▶ **TASK STATEMENT**
Only the pictures stay out; please return all the entries below exactly as written.

▶ **DATASET EXCERPTS**
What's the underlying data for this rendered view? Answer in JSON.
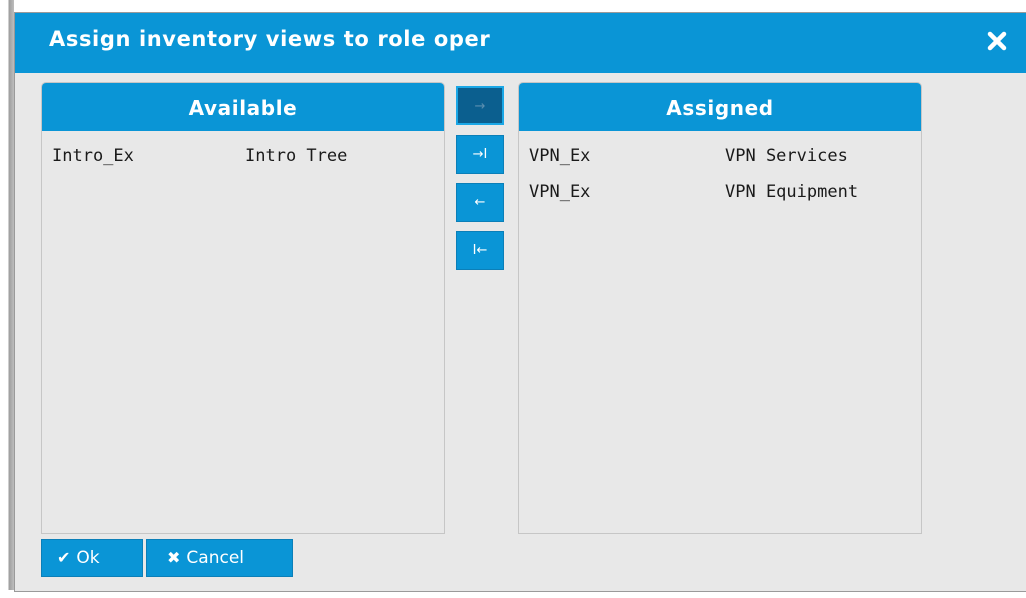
{
  "dialog": {
    "title": "Assign inventory views to role oper",
    "close_icon": "close-x-icon"
  },
  "available": {
    "header": "Available",
    "rows": [
      {
        "id": "Intro_Ex",
        "name": "Intro Tree"
      }
    ]
  },
  "assigned": {
    "header": "Assigned",
    "rows": [
      {
        "id": "VPN_Ex",
        "name": "VPN Services"
      },
      {
        "id": "VPN_Ex",
        "name": "VPN Equipment"
      }
    ]
  },
  "transfer": {
    "assign_selected": "→",
    "assign_all": "→I",
    "unassign_selected": "←",
    "unassign_all": "I←"
  },
  "footer": {
    "ok_label": "Ok",
    "ok_icon": "✔",
    "cancel_label": "Cancel",
    "cancel_icon": "✖"
  },
  "colors": {
    "accent": "#0a95d6",
    "panel_bg": "#e8e8e8",
    "active_button": "#0b5f8f"
  }
}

▶ **WORKED SOLUTION**
What's the underlying data for this rendered view? Answer in JSON.
{
  "dialog": {
    "title": "Assign inventory views to role oper",
    "close_icon": "close-x-icon"
  },
  "available": {
    "header": "Available",
    "rows": [
      {
        "id": "Intro_Ex",
        "name": "Intro Tree"
      }
    ]
  },
  "assigned": {
    "header": "Assigned",
    "rows": [
      {
        "id": "VPN_Ex",
        "name": "VPN Services"
      },
      {
        "id": "VPN_Ex",
        "name": "VPN Equipment"
      }
    ]
  },
  "transfer": {
    "assign_selected": "→",
    "assign_all": "→I",
    "unassign_selected": "←",
    "unassign_all": "I←"
  },
  "footer": {
    "ok_label": "Ok",
    "ok_icon": "✔",
    "cancel_label": "Cancel",
    "cancel_icon": "✖"
  },
  "colors": {
    "accent": "#0a95d6",
    "panel_bg": "#e8e8e8",
    "active_button": "#0b5f8f"
  }
}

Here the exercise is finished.